In this feature, Brookings senior fellow and terrorism expert Daniel Byman and deputy foreign policy editor Dana Stuster curate a weekly essay on foreign and military affairs of interest to national security legal practitioners and scholars. Although not specifically dealing with legal matters, the feature offers context and perspective to many of the debates that go on at the site regularly. Lawfare has always conceived of national security law broadly, because to practice it well, one needs to draw on a diversity of expertise in technical fields like communications technologies, robotics and economics. With The Foreign Policy Essay, Dan and Dana provide us with a window into the worlds of strategy, military operations, geopolitics, and whatever else grabs their interest on any given week.
Most of the people find it difficult to differentiate a frog from a toad. They normally mix them up. Although they seem so similar in appearance, they certainly have numerous dissimilarities too.
Frogs are found in many different shapes, sizes, colors, and textures. Frogs have smooth, wet skin. They live most of the time in or near water. They have different eye colors including brown, silver, green, gold and red along with different shapes and sizes of pupil.
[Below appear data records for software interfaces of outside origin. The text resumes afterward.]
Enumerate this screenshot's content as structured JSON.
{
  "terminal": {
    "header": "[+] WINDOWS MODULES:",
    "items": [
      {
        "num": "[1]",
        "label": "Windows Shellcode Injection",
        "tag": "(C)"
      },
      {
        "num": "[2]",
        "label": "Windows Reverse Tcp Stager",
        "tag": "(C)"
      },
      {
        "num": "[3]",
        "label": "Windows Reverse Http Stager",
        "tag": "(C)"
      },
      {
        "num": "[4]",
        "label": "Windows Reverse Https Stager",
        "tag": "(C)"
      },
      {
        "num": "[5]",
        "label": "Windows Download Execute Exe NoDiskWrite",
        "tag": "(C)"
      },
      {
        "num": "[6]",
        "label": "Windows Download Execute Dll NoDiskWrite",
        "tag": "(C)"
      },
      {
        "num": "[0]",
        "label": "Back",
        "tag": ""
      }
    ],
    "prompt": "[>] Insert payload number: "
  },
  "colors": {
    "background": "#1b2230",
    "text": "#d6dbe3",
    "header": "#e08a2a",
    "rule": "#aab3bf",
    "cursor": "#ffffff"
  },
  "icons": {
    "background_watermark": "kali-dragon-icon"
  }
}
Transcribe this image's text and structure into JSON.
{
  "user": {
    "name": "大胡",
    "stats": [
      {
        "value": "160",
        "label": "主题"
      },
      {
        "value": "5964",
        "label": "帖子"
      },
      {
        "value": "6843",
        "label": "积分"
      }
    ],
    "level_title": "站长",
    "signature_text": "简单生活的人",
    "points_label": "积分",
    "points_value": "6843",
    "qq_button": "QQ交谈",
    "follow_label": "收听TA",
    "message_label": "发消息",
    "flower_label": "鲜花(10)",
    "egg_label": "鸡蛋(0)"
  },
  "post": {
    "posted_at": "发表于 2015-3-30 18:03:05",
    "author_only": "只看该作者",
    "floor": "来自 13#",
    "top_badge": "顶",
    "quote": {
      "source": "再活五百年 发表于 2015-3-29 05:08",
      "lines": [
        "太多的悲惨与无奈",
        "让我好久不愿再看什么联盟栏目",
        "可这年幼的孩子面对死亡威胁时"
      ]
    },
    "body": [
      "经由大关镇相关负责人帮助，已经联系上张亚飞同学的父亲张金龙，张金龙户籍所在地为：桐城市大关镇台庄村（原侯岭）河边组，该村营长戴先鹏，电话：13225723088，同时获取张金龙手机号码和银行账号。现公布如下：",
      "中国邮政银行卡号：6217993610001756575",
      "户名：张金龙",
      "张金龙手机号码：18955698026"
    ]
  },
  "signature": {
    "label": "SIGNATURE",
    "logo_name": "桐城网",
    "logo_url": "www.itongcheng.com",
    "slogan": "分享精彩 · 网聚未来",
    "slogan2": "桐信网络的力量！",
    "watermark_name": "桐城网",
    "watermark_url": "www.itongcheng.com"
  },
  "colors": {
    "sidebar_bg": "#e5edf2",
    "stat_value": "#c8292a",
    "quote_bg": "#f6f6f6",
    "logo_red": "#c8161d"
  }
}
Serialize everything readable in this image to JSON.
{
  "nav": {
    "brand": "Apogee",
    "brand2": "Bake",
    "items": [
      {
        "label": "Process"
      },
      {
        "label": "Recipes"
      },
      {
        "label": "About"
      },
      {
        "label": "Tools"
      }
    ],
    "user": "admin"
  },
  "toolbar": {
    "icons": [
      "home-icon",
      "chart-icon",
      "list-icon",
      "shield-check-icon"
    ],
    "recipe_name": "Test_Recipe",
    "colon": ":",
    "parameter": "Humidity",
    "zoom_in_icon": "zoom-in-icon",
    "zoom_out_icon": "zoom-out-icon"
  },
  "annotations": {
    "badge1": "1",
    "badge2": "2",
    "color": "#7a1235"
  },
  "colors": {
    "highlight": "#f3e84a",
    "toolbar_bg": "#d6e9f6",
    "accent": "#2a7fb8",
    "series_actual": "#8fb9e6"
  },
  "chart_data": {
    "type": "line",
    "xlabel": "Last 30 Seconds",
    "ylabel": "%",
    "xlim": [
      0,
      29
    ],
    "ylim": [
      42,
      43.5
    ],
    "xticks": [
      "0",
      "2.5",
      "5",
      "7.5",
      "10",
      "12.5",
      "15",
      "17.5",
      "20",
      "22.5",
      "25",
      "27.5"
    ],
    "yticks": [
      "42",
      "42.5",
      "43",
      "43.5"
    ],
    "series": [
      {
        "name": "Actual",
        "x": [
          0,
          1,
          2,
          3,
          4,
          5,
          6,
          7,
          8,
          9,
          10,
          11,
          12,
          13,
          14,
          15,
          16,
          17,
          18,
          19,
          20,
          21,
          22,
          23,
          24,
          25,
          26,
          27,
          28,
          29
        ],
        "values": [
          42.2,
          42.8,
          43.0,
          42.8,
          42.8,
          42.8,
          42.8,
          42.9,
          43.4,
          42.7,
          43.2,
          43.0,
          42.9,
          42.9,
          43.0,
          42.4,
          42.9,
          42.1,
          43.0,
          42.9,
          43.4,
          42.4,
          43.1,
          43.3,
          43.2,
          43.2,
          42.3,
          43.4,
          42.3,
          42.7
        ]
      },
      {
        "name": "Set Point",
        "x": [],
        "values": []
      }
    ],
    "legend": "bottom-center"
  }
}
Some of the frogs have sticky padding on their feet while others have webbed feet. It is obvious that not even all the frogs have same qualities.